[Interface dataset entries]

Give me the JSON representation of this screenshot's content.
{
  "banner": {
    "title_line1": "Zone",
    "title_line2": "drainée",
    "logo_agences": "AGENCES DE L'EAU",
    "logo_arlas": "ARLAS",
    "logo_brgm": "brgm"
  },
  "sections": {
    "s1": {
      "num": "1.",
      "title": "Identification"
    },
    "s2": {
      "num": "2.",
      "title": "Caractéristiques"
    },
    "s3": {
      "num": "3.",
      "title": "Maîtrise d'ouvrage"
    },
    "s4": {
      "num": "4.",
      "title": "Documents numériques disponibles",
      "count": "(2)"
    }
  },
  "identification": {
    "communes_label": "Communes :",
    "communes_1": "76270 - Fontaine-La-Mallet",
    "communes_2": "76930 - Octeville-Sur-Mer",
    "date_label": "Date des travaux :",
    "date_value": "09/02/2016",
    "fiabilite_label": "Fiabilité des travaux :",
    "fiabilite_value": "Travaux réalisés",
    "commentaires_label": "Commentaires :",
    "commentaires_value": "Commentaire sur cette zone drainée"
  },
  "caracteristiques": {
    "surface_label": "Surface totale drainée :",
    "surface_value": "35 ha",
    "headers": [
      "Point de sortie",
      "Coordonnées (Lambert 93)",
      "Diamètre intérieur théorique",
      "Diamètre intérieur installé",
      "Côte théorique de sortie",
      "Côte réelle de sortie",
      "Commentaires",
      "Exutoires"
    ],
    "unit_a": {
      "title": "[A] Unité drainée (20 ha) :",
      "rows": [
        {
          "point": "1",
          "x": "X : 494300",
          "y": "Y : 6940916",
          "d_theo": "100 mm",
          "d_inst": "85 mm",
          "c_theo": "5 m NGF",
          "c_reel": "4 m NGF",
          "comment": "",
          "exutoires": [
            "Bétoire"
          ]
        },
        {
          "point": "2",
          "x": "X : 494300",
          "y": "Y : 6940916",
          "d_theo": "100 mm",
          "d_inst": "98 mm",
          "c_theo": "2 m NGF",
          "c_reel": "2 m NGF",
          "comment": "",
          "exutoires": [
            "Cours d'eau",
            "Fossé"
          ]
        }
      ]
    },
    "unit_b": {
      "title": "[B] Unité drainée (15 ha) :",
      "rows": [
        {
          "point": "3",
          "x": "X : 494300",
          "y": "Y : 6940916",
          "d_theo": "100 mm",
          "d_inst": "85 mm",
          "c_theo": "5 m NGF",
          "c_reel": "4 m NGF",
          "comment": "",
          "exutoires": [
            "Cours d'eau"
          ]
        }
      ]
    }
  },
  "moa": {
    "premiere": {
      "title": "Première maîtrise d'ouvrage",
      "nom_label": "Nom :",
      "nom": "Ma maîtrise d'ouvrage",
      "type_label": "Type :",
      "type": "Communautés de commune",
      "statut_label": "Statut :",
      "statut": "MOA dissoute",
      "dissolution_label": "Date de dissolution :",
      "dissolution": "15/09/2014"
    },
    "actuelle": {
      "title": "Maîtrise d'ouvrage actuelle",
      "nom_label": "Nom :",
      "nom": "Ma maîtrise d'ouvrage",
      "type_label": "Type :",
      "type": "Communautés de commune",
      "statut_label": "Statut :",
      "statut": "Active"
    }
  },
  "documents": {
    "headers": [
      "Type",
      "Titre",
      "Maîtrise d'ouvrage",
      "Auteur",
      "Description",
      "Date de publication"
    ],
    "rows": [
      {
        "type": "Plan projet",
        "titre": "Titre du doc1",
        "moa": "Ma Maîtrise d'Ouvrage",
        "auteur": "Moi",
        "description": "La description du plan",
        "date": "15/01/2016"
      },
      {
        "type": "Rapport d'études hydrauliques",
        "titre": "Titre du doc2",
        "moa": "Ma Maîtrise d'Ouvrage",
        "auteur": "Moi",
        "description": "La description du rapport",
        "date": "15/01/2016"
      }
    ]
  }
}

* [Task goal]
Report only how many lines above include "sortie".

* [Your response]
3